Excerpts from an interface dataset:
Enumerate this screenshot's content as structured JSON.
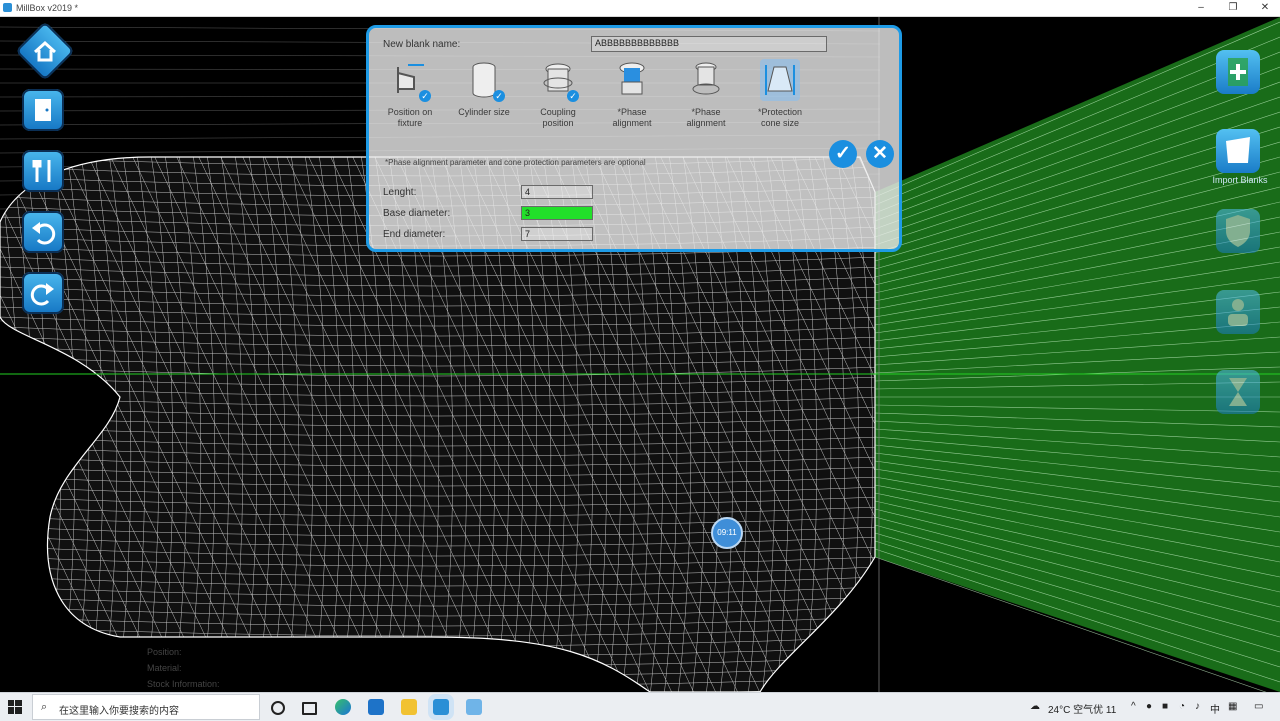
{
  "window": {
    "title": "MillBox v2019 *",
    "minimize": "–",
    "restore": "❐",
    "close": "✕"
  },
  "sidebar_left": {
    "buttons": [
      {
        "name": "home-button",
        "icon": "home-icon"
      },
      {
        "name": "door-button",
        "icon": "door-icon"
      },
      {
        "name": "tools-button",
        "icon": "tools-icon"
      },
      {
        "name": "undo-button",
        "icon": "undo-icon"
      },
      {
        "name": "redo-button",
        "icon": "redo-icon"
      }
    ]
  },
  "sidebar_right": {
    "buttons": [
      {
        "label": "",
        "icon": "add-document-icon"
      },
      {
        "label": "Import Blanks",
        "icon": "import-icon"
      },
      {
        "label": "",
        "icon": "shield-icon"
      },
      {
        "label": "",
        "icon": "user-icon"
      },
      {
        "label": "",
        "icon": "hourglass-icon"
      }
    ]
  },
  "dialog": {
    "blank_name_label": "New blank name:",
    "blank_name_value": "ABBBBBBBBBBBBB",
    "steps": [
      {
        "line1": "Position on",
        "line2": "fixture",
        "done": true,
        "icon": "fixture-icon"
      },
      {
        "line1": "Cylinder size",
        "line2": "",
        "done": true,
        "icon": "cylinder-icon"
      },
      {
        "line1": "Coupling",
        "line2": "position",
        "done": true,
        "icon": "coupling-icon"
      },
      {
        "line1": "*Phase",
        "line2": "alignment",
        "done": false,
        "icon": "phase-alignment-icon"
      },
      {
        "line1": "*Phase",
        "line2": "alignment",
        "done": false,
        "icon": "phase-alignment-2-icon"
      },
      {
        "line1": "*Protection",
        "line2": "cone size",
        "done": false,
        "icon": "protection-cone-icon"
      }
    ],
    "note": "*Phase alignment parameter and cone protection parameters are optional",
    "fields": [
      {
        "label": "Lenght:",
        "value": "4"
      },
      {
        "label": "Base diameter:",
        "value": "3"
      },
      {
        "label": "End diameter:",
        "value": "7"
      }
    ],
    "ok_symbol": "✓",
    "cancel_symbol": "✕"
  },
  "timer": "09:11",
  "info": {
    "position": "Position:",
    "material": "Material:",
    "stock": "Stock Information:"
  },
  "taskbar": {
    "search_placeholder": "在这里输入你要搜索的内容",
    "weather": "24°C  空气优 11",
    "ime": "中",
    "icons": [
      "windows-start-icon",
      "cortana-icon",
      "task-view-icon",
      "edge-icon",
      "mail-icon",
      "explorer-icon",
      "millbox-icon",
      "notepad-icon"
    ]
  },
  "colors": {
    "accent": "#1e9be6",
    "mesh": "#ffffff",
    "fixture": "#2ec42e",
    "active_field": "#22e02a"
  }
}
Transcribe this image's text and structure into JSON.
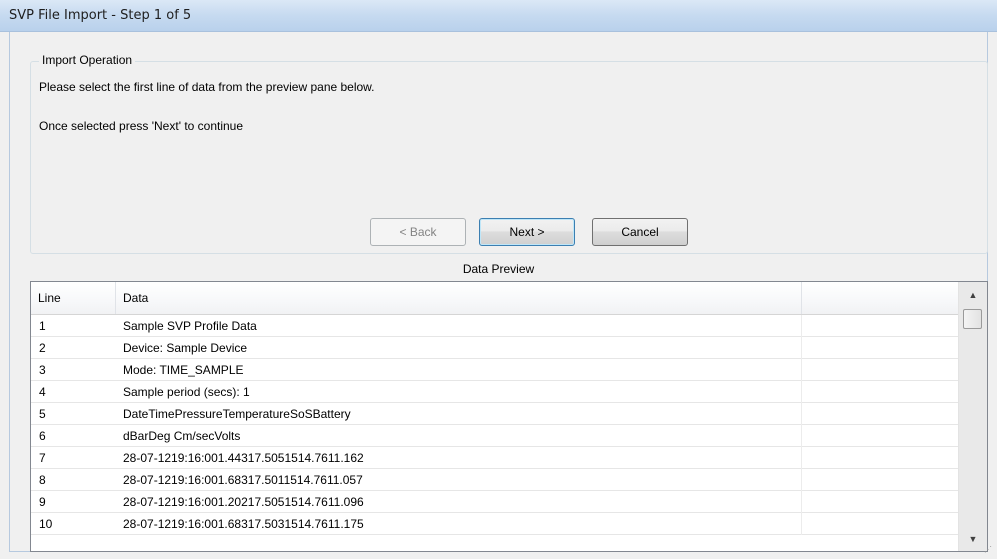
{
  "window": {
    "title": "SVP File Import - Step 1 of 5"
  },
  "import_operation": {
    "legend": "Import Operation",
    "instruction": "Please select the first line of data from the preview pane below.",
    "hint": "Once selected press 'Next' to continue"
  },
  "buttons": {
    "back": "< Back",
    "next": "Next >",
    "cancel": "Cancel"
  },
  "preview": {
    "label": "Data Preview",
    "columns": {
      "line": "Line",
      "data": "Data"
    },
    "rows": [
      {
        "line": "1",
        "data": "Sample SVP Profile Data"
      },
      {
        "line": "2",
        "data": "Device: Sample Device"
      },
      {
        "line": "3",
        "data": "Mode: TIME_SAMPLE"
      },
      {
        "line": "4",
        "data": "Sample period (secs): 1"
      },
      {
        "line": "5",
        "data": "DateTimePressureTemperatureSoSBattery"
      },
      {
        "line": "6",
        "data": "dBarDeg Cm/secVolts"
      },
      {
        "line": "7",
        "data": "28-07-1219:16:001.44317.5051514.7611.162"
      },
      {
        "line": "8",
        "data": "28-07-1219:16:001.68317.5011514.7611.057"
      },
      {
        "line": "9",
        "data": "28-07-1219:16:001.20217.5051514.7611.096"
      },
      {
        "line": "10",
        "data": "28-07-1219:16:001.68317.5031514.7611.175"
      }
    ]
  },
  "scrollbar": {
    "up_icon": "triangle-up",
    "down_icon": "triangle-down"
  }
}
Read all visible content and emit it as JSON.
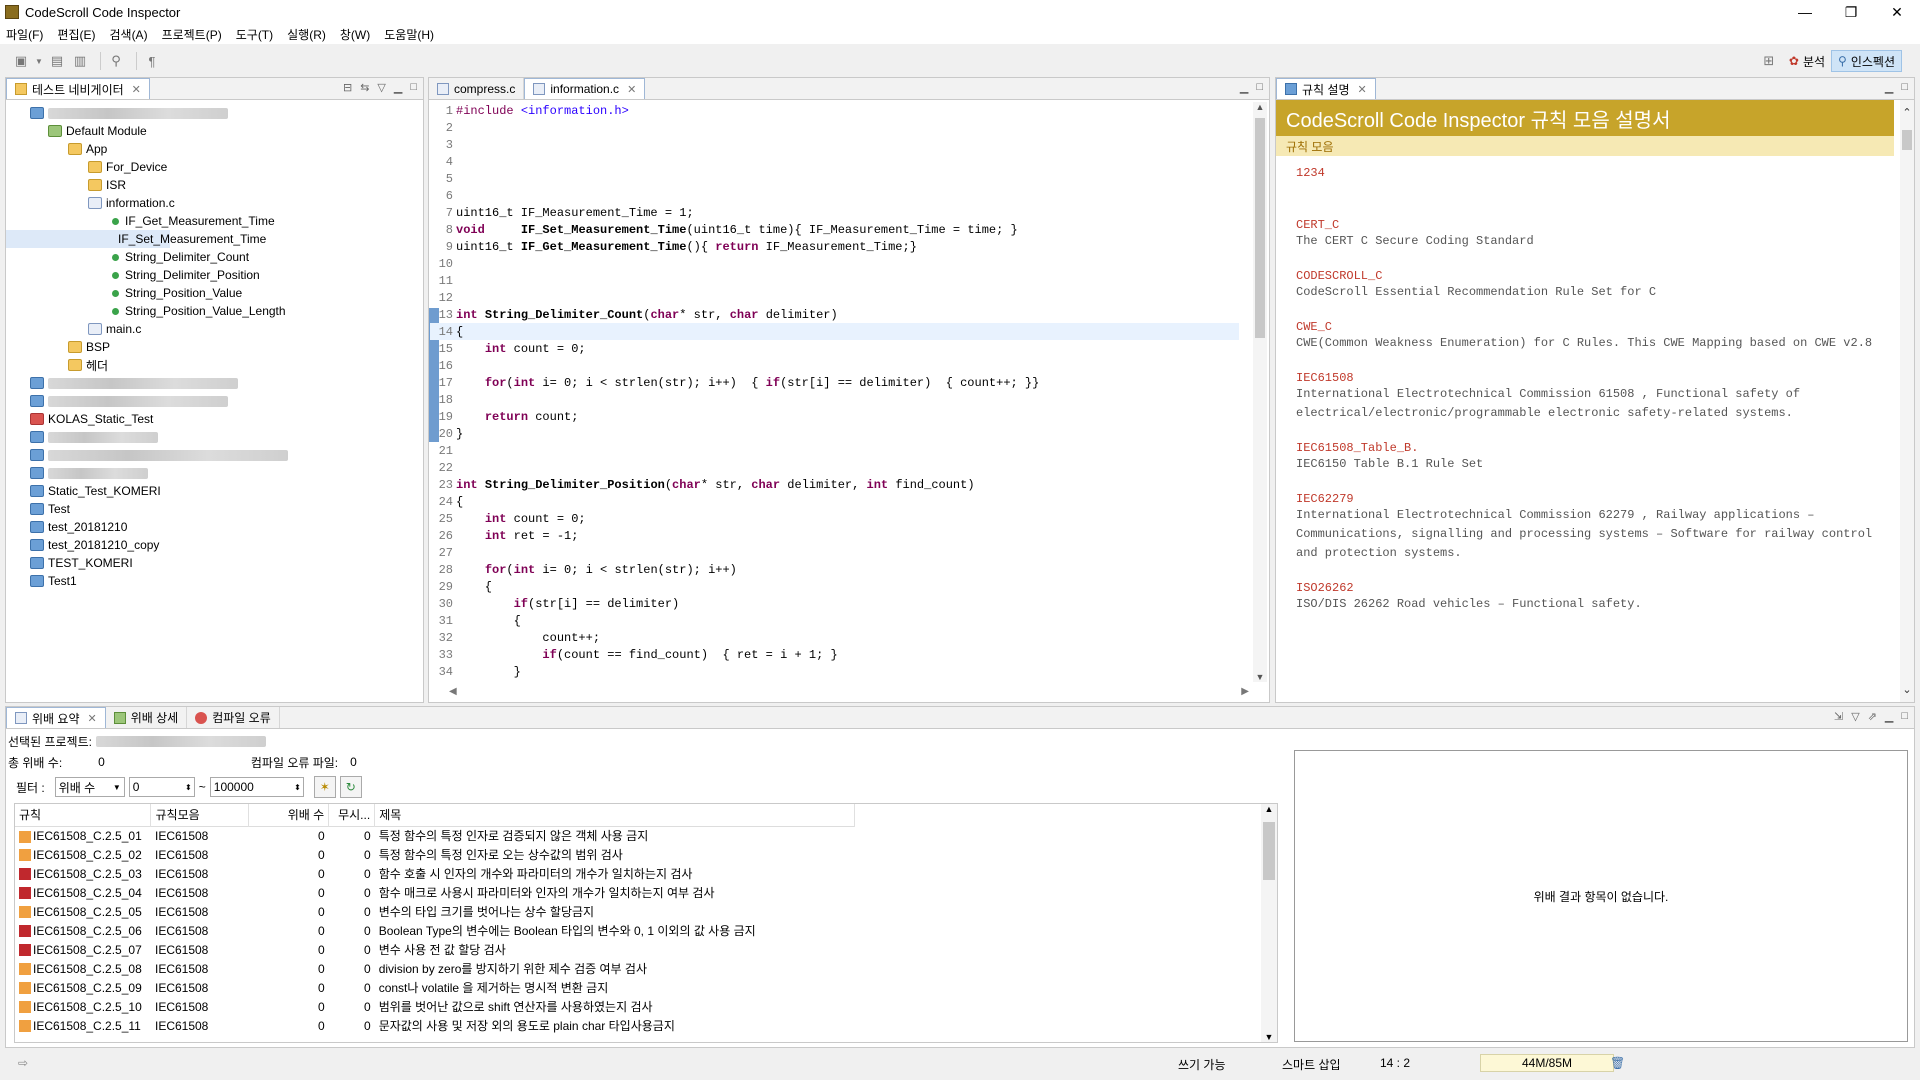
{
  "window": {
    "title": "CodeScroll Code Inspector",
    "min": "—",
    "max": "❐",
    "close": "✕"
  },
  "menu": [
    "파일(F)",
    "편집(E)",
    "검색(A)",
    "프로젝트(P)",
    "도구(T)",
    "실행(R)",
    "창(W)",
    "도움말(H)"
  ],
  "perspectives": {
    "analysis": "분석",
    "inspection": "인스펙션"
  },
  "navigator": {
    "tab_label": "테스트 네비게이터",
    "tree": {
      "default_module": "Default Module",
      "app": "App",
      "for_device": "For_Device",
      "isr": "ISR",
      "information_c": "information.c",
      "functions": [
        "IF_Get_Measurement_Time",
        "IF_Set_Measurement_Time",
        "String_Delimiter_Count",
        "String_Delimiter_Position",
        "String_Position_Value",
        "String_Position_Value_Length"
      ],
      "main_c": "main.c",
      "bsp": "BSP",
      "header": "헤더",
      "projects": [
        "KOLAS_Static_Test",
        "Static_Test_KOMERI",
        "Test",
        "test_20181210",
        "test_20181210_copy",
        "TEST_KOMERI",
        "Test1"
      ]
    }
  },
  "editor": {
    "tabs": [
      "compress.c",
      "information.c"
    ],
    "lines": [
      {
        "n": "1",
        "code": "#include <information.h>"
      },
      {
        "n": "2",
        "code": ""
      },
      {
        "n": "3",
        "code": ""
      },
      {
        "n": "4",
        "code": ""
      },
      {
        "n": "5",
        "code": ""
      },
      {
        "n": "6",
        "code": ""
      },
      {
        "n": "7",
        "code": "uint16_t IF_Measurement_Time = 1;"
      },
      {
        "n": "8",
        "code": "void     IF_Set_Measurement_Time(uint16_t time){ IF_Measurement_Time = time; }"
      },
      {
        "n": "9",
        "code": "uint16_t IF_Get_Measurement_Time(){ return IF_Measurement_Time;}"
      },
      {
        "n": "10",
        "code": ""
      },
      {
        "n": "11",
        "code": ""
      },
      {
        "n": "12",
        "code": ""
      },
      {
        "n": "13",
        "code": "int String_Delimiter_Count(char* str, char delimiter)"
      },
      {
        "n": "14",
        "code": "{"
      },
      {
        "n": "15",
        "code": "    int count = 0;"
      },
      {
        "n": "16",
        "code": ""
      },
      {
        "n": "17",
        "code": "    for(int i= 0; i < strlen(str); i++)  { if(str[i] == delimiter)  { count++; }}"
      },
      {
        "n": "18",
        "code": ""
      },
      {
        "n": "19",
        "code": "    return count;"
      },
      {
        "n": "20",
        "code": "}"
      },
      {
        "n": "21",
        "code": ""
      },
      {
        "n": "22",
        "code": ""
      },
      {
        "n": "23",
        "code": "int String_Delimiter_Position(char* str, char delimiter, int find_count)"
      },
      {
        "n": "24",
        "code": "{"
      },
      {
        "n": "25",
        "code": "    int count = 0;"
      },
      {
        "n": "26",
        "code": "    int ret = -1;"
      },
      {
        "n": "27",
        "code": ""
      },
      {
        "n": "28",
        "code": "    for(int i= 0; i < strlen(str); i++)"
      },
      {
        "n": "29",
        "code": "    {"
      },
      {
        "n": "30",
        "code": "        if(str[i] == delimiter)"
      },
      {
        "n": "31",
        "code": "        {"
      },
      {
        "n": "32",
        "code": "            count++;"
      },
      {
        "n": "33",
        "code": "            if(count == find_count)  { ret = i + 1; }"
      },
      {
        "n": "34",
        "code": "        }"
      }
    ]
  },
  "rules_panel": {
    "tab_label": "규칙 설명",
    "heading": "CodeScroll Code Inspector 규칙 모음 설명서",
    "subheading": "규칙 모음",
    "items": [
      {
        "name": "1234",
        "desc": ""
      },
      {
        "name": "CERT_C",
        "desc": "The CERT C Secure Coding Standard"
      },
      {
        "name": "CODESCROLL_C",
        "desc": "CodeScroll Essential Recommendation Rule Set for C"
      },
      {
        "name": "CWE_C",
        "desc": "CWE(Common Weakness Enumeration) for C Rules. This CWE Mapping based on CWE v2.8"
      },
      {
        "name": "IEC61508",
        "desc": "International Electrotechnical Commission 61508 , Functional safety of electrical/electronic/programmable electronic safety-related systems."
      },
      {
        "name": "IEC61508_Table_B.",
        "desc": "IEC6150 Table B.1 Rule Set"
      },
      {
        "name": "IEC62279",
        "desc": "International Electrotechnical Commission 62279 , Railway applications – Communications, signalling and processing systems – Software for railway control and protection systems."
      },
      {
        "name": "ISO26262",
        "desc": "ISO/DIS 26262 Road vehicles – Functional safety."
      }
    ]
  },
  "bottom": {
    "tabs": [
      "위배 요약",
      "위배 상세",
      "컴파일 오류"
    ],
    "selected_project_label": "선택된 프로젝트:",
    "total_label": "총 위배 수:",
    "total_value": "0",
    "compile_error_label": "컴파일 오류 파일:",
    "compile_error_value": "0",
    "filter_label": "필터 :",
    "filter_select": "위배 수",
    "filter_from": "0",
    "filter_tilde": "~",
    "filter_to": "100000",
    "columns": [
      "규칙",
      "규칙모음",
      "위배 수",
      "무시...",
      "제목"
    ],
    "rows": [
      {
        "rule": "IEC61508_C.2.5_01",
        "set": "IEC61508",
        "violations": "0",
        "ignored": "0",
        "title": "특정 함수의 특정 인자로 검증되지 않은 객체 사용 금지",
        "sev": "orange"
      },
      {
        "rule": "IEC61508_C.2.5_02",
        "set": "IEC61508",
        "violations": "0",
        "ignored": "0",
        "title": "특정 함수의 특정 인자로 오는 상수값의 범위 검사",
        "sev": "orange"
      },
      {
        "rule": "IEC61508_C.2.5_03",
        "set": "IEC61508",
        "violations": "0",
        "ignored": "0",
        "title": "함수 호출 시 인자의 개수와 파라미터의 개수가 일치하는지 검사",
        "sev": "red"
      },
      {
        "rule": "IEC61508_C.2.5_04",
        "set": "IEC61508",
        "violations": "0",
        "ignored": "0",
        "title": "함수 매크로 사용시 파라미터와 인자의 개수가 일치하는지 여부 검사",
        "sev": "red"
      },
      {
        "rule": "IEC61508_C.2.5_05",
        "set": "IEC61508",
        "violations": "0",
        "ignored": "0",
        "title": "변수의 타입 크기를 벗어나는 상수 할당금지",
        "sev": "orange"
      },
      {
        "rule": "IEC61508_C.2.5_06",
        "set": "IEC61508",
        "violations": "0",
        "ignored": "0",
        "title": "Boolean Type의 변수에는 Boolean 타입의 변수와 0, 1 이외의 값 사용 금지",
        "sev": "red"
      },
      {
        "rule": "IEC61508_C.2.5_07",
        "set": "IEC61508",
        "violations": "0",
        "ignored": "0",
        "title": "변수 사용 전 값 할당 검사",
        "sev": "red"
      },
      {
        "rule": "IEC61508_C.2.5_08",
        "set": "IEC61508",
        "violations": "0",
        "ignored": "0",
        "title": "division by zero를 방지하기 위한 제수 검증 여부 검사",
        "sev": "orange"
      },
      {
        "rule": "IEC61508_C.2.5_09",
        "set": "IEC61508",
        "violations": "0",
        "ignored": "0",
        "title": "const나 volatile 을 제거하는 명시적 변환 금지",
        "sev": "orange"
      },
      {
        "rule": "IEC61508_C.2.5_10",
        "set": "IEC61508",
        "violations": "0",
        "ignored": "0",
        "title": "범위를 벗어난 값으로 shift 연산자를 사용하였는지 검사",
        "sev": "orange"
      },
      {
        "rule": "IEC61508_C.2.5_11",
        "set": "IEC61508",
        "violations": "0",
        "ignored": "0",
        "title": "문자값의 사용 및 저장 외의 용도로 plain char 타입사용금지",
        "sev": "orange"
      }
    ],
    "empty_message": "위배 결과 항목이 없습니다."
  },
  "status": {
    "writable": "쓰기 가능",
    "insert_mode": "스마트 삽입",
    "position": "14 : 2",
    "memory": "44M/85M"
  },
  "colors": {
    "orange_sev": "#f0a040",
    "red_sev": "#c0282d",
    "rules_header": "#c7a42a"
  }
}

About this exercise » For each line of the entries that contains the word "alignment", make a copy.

Completed task »
        "line2": "alignment",
        "icon": "phase-alignment-icon"
        "line2": "alignment",
        "icon": "phase-alignment-2-icon"
    "note": "*Phase alignment parameter and cone protection parameters are optional",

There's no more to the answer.